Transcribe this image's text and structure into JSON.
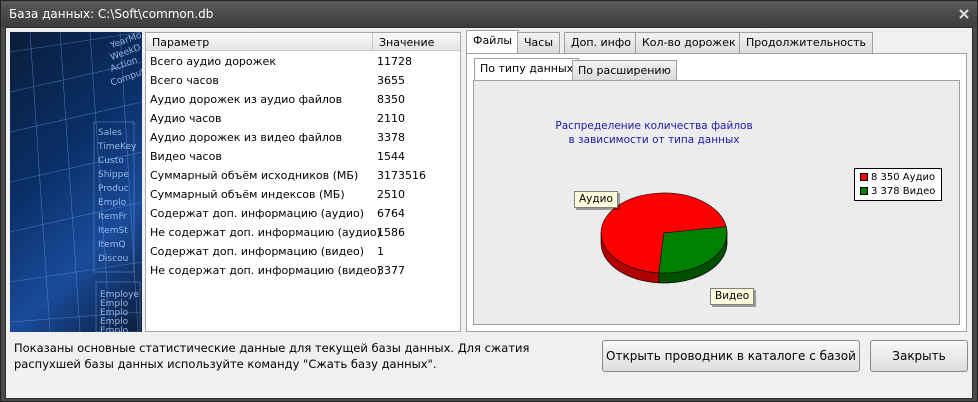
{
  "window": {
    "title": "База данных: C:\\Soft\\common.db"
  },
  "sidebar_image_text": [
    "Sales",
    "TimeKey",
    "Custo",
    "Shippe",
    "Produc",
    "Emplo",
    "ItemFr",
    "ItemSt",
    "ItemQ",
    "Discou",
    "Employe",
    "Emplo",
    "Emplo",
    "Emplo",
    "Emplo",
    "YearMo",
    "WeekD",
    "Action",
    "Compute"
  ],
  "stats_table": {
    "columns": [
      "Параметр",
      "Значение"
    ],
    "rows": [
      [
        "Всего аудио дорожек",
        "11728"
      ],
      [
        "Всего часов",
        "3655"
      ],
      [
        "Аудио дорожек из аудио файлов",
        "8350"
      ],
      [
        "Аудио часов",
        "2110"
      ],
      [
        "Аудио дорожек из видео файлов",
        "3378"
      ],
      [
        "Видео часов",
        "1544"
      ],
      [
        "Суммарный объём исходников (МБ)",
        "3173516"
      ],
      [
        "Суммарный объём индексов  (МБ)",
        "2510"
      ],
      [
        "Содержат доп. информацию (аудио)",
        "6764"
      ],
      [
        "Не содержат доп. информацию (аудио)",
        "1586"
      ],
      [
        "Содержат доп. информацию (видео)",
        "1"
      ],
      [
        "Не содержат доп. информацию (видео)",
        "3377"
      ]
    ]
  },
  "tabs": [
    "Файлы",
    "Часы",
    "Доп. инфо",
    "Кол-во дорожек",
    "Продолжительность"
  ],
  "active_tab": "Файлы",
  "subtabs": [
    "По типу данных",
    "По расширению"
  ],
  "active_subtab": "По типу данных",
  "chart": {
    "title_line1": "Распределение количества файлов",
    "title_line2": "в зависимости от типа данных",
    "legend": [
      "8 350 Аудио",
      "3 378 Видео"
    ],
    "label_audio": "Аудио",
    "label_video": "Видео",
    "colors": {
      "audio": "#ff0000",
      "video": "#008000"
    }
  },
  "chart_data": {
    "type": "pie",
    "title": "Распределение количества файлов в зависимости от типа данных",
    "categories": [
      "Аудио",
      "Видео"
    ],
    "values": [
      8350,
      3378
    ],
    "legend_entries": [
      "8 350 Аудио",
      "3 378 Видео"
    ],
    "legend_placement": "top-right",
    "colors": [
      "#ff0000",
      "#008000"
    ],
    "style": "3d"
  },
  "footer": {
    "info": "Показаны основные статистические данные для текущей базы данных. Для сжатия распухшей базы данных используйте команду \"Сжать базу данных\".",
    "open_explorer_button": "Открыть проводник в каталоге с базой",
    "close_button": "Закрыть"
  }
}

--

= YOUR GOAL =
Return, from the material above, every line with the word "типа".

= EXPECTED ANSWER =
    "title_line2": "в зависимости от типа данных",
    "title": "Распределение количества файлов в зависимости от типа данных",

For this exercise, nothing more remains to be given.